June 16, 2021 5.43 pm This story is over 13 months old

Coroner warning over mixing drugs after sudden death of Lincolnshire man

He died from a big pulmonary embolism

A Lincolnshire coroner has warned people about the danger of mixing drugs following the sudden death of a 33-year-old man.

David Buck died at his home in Skegness from a massive pulmonary embolism.

An inquest into his death, held in Lincoln on Wednesday, heard that a contributory factor might have been a mixture of illicit and prescription drugs.

Speaking after the hearing, assistant coroner Marianne Johnson said: “I don’t think a lot of youngsters realise that mixing certain drugs – albeit only at therapeutic level – can cause what’s called toxicity.
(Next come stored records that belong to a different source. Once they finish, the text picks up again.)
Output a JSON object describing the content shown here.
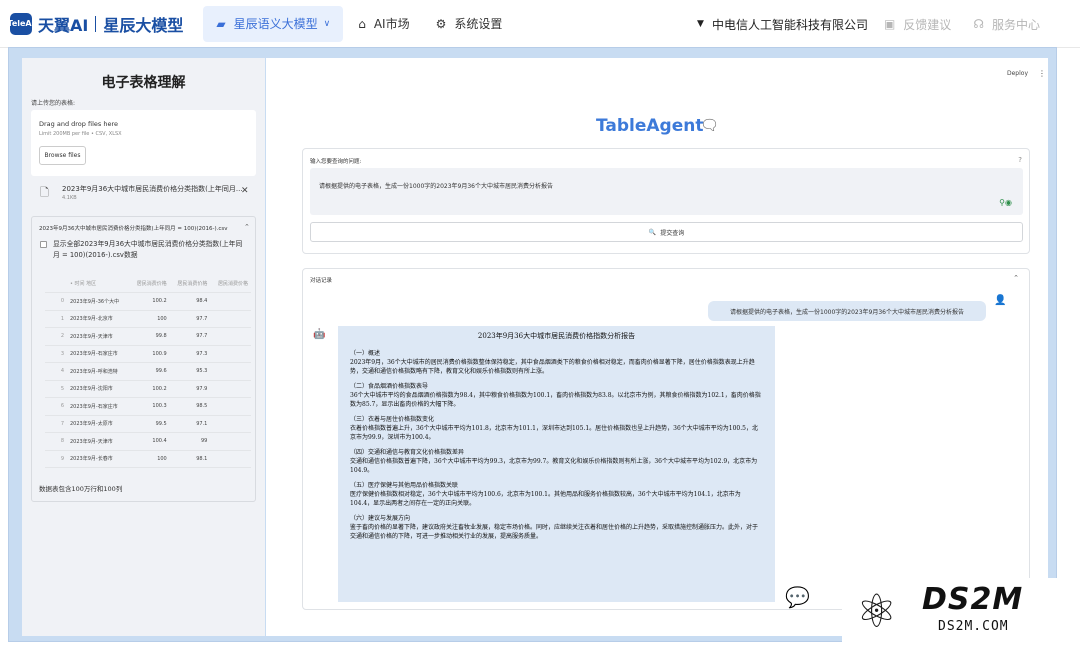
{
  "header": {
    "logo_badge": "TeleAI",
    "brand": "天翼AI",
    "model_name": "星辰大模型",
    "tabs": [
      {
        "icon": "semantic-model-icon",
        "label": "星辰语义大模型",
        "active": true,
        "chevron": "∨"
      },
      {
        "icon": "store-icon",
        "label": "AI市场",
        "active": false
      },
      {
        "icon": "gear-icon",
        "label": "系统设置",
        "active": false
      }
    ],
    "organization": "中电信人工智能科技有限公司",
    "feedback": "反馈建议",
    "service": "服务中心"
  },
  "sidebar": {
    "title": "电子表格理解",
    "upload_label": "请上传您的表格:",
    "dropzone_title": "Drag and drop files here",
    "dropzone_limit": "Limit 200MB per file • CSV, XLSX",
    "browse_label": "Browse files",
    "file": {
      "name": "2023年9月36大中城市居民消费价格分类指数(上年同月...",
      "size": "4.1KB"
    },
    "expander_title": "2023年9月36大中城市居民消费价格分类指数(上年同月 = 100)(2016-).csv",
    "checkbox_label": "显示全部2023年9月36大中城市居民消费价格分类指数(上年同月 = 100)(2016-).csv数据",
    "table": {
      "columns": [
        "",
        "• 时间 地区",
        "居民消费价格",
        "居民消费价格",
        "居民消费价格"
      ],
      "rows": [
        [
          "0",
          "2023年9月-36个大中",
          "100.2",
          "98.4",
          ""
        ],
        [
          "1",
          "2023年9月-北京市",
          "100",
          "97.7",
          ""
        ],
        [
          "2",
          "2023年9月-天津市",
          "99.8",
          "97.7",
          ""
        ],
        [
          "3",
          "2023年9月-石家庄市",
          "100.9",
          "97.3",
          ""
        ],
        [
          "4",
          "2023年9月-呼和浩特",
          "99.6",
          "95.3",
          ""
        ],
        [
          "5",
          "2023年9月-沈阳市",
          "100.2",
          "97.9",
          ""
        ],
        [
          "6",
          "2023年9月-石家庄市",
          "100.3",
          "98.5",
          ""
        ],
        [
          "7",
          "2023年9月-太原市",
          "99.5",
          "97.1",
          ""
        ],
        [
          "8",
          "2023年9月-天津市",
          "100.4",
          "99",
          ""
        ],
        [
          "9",
          "2023年9月-长春市",
          "100",
          "98.1",
          ""
        ]
      ]
    },
    "summary": "数据表包含100万行和100列"
  },
  "main": {
    "deploy": "Deploy",
    "kebab": "⋮",
    "title": "TableAgent",
    "query_label": "输入您要查询的问题:",
    "query_text": "请根据提供的电子表格，生成一份1000字的2023年9月36个大中城市居民消费分析报告",
    "submit_label": "提交查询",
    "chat_label": "对话记录",
    "user_message": "请根据提供的电子表格，生成一份1000字的2023年9月36个大中城市居民消费分析报告",
    "report": {
      "title": "2023年9月36大中城市居民消费价格指数分析报告",
      "sections": [
        {
          "heading": "（一）概述",
          "body": "2023年9月，36个大中城市的居民消费价格指数整体保持稳定，其中食品烟酒类下的粮食价格相对稳定，而畜肉价格显著下降，居住价格指数表现上升趋势，交通和通信价格指数略有下降，教育文化和娱乐价格指数则有所上涨。"
        },
        {
          "heading": "（二）食品烟酒价格指数表导",
          "body": "36个大中城市平均的食品烟酒价格指数为98.4，其中粮食价格指数为100.1，畜肉价格指数为83.8。以北京市为例，其粮食价格指数为102.1，畜肉价格指数为85.7，显示出畜肉价格的大幅下降。"
        },
        {
          "heading": "（三）衣着与居住价格指数变化",
          "body": "衣着价格指数普遍上升，36个大中城市平均为101.8，北京市为101.1，深圳市达到105.1。居住价格指数也呈上升趋势，36个大中城市平均为100.5，北京市为99.9，深圳市为100.4。"
        },
        {
          "heading": "（四）交通和通信与教育文化价格指数差异",
          "body": "交通和通信价格指数普遍下降，36个大中城市平均为99.3，北京市为99.7。教育文化和娱乐价格指数则有所上涨，36个大中城市平均为102.9，北京市为104.9。"
        },
        {
          "heading": "（五）医疗保健与其他用品价格指数关联",
          "body": "医疗保健价格指数相对稳定，36个大中城市平均为100.6，北京市为100.1。其他用品和服务价格指数较高，36个大中城市平均为104.1，北京市为104.4，显示出两者之间存在一定的正向关联。"
        },
        {
          "heading": "（六）建议与发展方向",
          "body": "鉴于畜肉价格的显著下降，建议政府关注畜牧业发展，稳定市场价格。同时，应继续关注衣着和居住价格的上升趋势，采取措施控制通胀压力。此外，对于交通和通信价格的下降，可进一步推动相关行业的发展，提高服务质量。"
        }
      ]
    }
  },
  "watermark": {
    "brand": "DS2M",
    "site": "DS2M.COM"
  }
}
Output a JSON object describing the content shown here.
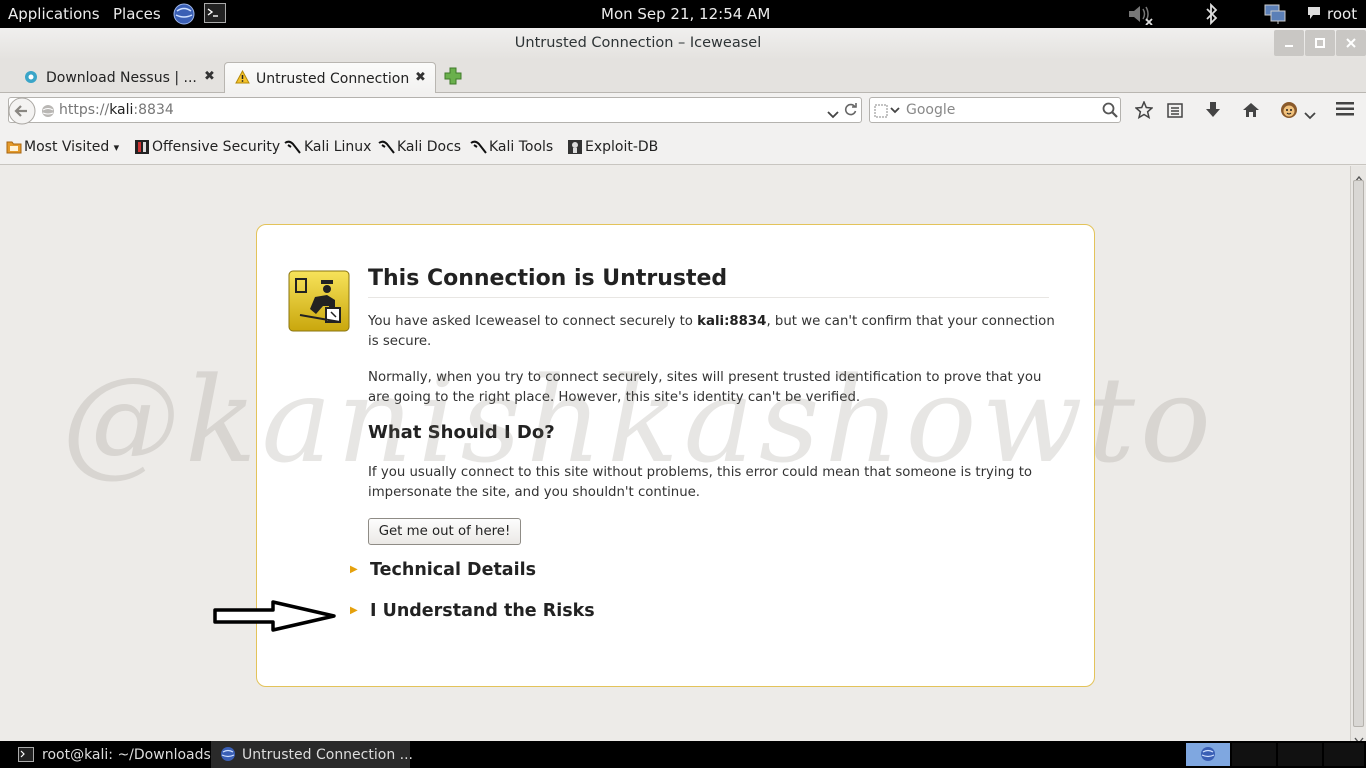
{
  "panel": {
    "applications": "Applications",
    "places": "Places",
    "clock": "Mon Sep 21, 12:54 AM",
    "user": "root",
    "icons": [
      "iceweasel-globe-icon",
      "terminal-icon",
      "volume-muted-icon",
      "bluetooth-icon",
      "network-icon",
      "chat-icon"
    ]
  },
  "window": {
    "title": "Untrusted Connection – Iceweasel"
  },
  "tabs": [
    {
      "label": "Download Nessus | ...",
      "icon": "nessus-icon"
    },
    {
      "label": "Untrusted Connection",
      "icon": "warning-icon"
    }
  ],
  "navbar": {
    "url_prefix": "https://",
    "url_host": "kali",
    "url_rest": ":8834",
    "search_placeholder": "Google"
  },
  "bookmarks": [
    {
      "label": "Most Visited",
      "icon": "folder-icon"
    },
    {
      "label": "Offensive Security",
      "icon": "offsec-icon"
    },
    {
      "label": "Kali Linux",
      "icon": "kali-dragon-icon"
    },
    {
      "label": "Kali Docs",
      "icon": "kali-dragon-icon"
    },
    {
      "label": "Kali Tools",
      "icon": "kali-dragon-icon"
    },
    {
      "label": "Exploit-DB",
      "icon": "exploitdb-icon"
    }
  ],
  "error": {
    "title": "This Connection is Untrusted",
    "p1_before": "You have asked Iceweasel to connect securely to ",
    "p1_host": "kali:8834",
    "p1_after": ", but we can't confirm that your connection is secure.",
    "p2": "Normally, when you try to connect securely, sites will present trusted identification to prove that you are going to the right place. However, this site's identity can't be verified.",
    "h2": "What Should I Do?",
    "p3": "If you usually connect to this site without problems, this error could mean that someone is trying to impersonate the site, and you shouldn't continue.",
    "button": "Get me out of here!",
    "technical": "Technical Details",
    "risks": "I Understand the Risks"
  },
  "watermark": "@kanishkashowto",
  "taskbar": [
    {
      "label": "root@kali: ~/Downloads",
      "icon": "terminal-icon"
    },
    {
      "label": "Untrusted Connection ...",
      "icon": "iceweasel-globe-icon"
    }
  ],
  "colors": {
    "accent_border": "#e3c35a",
    "expander_triangle": "#e5a10c",
    "panel_bg": "#000000"
  }
}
“They perhaps need to understand that, singularly, therapeutic level is fine but mixing it with other therapeutic-level drugs is likely to cause a toxic effect that can then cause death.”

Mrs Johnson gave an example of paracetamol and cocaine.
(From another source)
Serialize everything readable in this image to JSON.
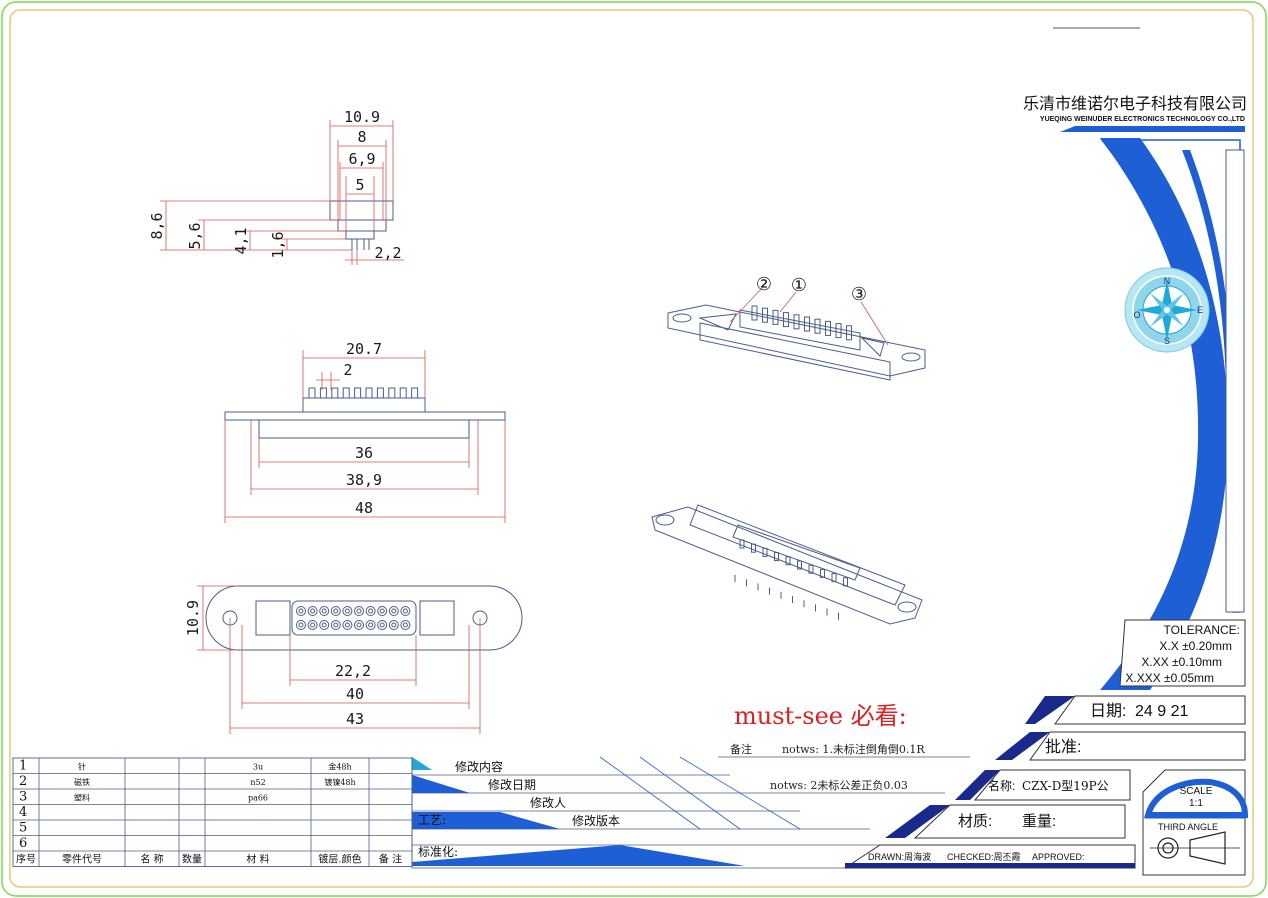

The inquest was told that Mr Buck lived with his parents in Clarke Way.

The night before his death on November 28, 2020, he went out to a friend’s house to collect a phone charger.

His father, also named David, waited up until he came home at 2am.
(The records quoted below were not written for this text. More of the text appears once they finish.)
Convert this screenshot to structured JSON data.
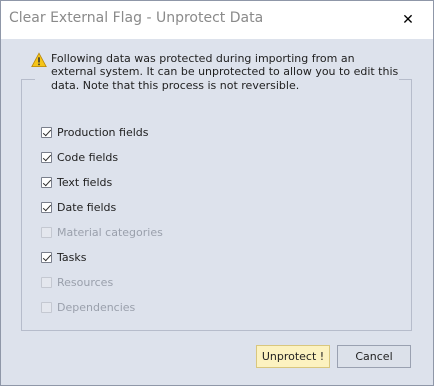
{
  "window": {
    "title": "Clear External Flag - Unprotect Data",
    "close_label": "✕"
  },
  "notice": {
    "icon": "warning-icon",
    "message": "Following data was protected during importing from an external system. It can be unprotected to allow you to edit this data. Note that this process is not reversible."
  },
  "options": [
    {
      "label": "Production fields",
      "checked": true,
      "enabled": true
    },
    {
      "label": "Code fields",
      "checked": true,
      "enabled": true
    },
    {
      "label": "Text fields",
      "checked": true,
      "enabled": true
    },
    {
      "label": "Date fields",
      "checked": true,
      "enabled": true
    },
    {
      "label": "Material categories",
      "checked": false,
      "enabled": false
    },
    {
      "label": "Tasks",
      "checked": true,
      "enabled": true
    },
    {
      "label": "Resources",
      "checked": false,
      "enabled": false
    },
    {
      "label": "Dependencies",
      "checked": false,
      "enabled": false
    }
  ],
  "buttons": {
    "unprotect_label": "Unprotect !",
    "cancel_label": "Cancel"
  },
  "colors": {
    "dialog_bg": "#dde2ec",
    "primary_button_bg": "#fcf2c0",
    "warning_yellow": "#f5c518"
  }
}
Giving evidence, Mr Buck Snr said his son was unsteady on his feet and “clearly under the influence of something”. He sat with him before going to bed at 5.30am. When he checked on his son at 9am, he found him unresponsive and called 999.

East Midlands Ambulance Service gave CPR but was unable to revive Mr Buck Jnr. His father said in the inquest that the family was grateful to the paramedics for their attention.

The inquest was told that other contributory factors to the death were chronic drug-related heart disease and morbid obesity.

Evidence was heard that Mr Buck Jnr was “troubled”. He had lost a lot of weight and was self-conscious about the loose skin but was due to be referred by a mental health team for surgery which would have helped him.

Mrs Johnson concluded that his death was as a result of natural causes.